[Directions] Only an exact repetition of all the entries will be accepted.

[Given entries]
▬▬▬▬▬▬▬▬▬▬

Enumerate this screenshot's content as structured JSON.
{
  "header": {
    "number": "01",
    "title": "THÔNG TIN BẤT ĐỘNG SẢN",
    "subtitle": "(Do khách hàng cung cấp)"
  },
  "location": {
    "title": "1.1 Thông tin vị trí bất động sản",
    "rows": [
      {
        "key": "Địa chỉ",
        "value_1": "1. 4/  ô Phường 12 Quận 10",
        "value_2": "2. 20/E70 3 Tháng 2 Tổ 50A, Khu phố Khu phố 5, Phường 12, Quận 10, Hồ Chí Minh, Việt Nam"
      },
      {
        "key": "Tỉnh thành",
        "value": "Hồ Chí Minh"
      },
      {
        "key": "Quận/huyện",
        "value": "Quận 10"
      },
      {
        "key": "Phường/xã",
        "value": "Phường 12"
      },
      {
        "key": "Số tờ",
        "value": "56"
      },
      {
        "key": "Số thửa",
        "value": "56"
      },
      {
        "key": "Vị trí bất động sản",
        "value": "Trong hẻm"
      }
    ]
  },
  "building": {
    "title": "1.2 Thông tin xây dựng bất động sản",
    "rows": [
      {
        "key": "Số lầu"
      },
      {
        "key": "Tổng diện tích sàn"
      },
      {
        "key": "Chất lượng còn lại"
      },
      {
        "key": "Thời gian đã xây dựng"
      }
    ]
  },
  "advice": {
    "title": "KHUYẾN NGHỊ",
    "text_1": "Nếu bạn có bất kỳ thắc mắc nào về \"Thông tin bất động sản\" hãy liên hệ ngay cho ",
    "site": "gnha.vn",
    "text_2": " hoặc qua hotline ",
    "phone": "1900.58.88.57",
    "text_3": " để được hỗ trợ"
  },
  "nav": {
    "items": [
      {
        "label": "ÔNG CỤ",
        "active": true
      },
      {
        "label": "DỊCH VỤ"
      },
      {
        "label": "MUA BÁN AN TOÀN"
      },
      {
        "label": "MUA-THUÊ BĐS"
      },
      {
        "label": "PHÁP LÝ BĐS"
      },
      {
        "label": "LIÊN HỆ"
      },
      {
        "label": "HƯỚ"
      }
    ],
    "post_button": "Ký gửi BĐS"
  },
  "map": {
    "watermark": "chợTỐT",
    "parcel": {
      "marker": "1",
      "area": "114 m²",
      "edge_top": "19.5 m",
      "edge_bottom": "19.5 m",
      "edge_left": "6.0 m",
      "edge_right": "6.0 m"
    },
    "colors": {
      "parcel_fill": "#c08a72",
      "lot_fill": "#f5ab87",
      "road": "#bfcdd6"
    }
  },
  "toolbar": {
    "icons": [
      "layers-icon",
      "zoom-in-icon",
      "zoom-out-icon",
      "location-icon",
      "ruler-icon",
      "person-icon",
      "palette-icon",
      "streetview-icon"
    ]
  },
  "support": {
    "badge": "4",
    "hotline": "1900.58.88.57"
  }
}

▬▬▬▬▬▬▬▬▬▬

[The answer]
Enumerate this screenshot's content as structured JSON.
{
  "header": {
    "number": "01",
    "title": "THÔNG TIN BẤT ĐỘNG SẢN",
    "subtitle": "(Do khách hàng cung cấp)"
  },
  "location": {
    "title": "1.1 Thông tin vị trí bất động sản",
    "rows": [
      {
        "key": "Địa chỉ",
        "value_1": "1. 4/  ô Phường 12 Quận 10",
        "value_2": "2. 20/E70 3 Tháng 2 Tổ 50A, Khu phố Khu phố 5, Phường 12, Quận 10, Hồ Chí Minh, Việt Nam"
      },
      {
        "key": "Tỉnh thành",
        "value": "Hồ Chí Minh"
      },
      {
        "key": "Quận/huyện",
        "value": "Quận 10"
      },
      {
        "key": "Phường/xã",
        "value": "Phường 12"
      },
      {
        "key": "Số tờ",
        "value": "56"
      },
      {
        "key": "Số thửa",
        "value": "56"
      },
      {
        "key": "Vị trí bất động sản",
        "value": "Trong hẻm"
      }
    ]
  },
  "building": {
    "title": "1.2 Thông tin xây dựng bất động sản",
    "rows": [
      {
        "key": "Số lầu"
      },
      {
        "key": "Tổng diện tích sàn"
      },
      {
        "key": "Chất lượng còn lại"
      },
      {
        "key": "Thời gian đã xây dựng"
      }
    ]
  },
  "advice": {
    "title": "KHUYẾN NGHỊ",
    "text_1": "Nếu bạn có bất kỳ thắc mắc nào về \"Thông tin bất động sản\" hãy liên hệ ngay cho ",
    "site": "gnha.vn",
    "text_2": " hoặc qua hotline ",
    "phone": "1900.58.88.57",
    "text_3": " để được hỗ trợ"
  },
  "nav": {
    "items": [
      {
        "label": "ÔNG CỤ",
        "active": true
      },
      {
        "label": "DỊCH VỤ"
      },
      {
        "label": "MUA BÁN AN TOÀN"
      },
      {
        "label": "MUA-THUÊ BĐS"
      },
      {
        "label": "PHÁP LÝ BĐS"
      },
      {
        "label": "LIÊN HỆ"
      },
      {
        "label": "HƯỚ"
      }
    ],
    "post_button": "Ký gửi BĐS"
  },
  "map": {
    "watermark": "chợTỐT",
    "parcel": {
      "marker": "1",
      "area": "114 m²",
      "edge_top": "19.5 m",
      "edge_bottom": "19.5 m",
      "edge_left": "6.0 m",
      "edge_right": "6.0 m"
    },
    "colors": {
      "parcel_fill": "#c08a72",
      "lot_fill": "#f5ab87",
      "road": "#bfcdd6"
    }
  },
  "toolbar": {
    "icons": [
      "layers-icon",
      "zoom-in-icon",
      "zoom-out-icon",
      "location-icon",
      "ruler-icon",
      "person-icon",
      "palette-icon",
      "streetview-icon"
    ]
  },
  "support": {
    "badge": "4",
    "hotline": "1900.58.88.57"
  }
}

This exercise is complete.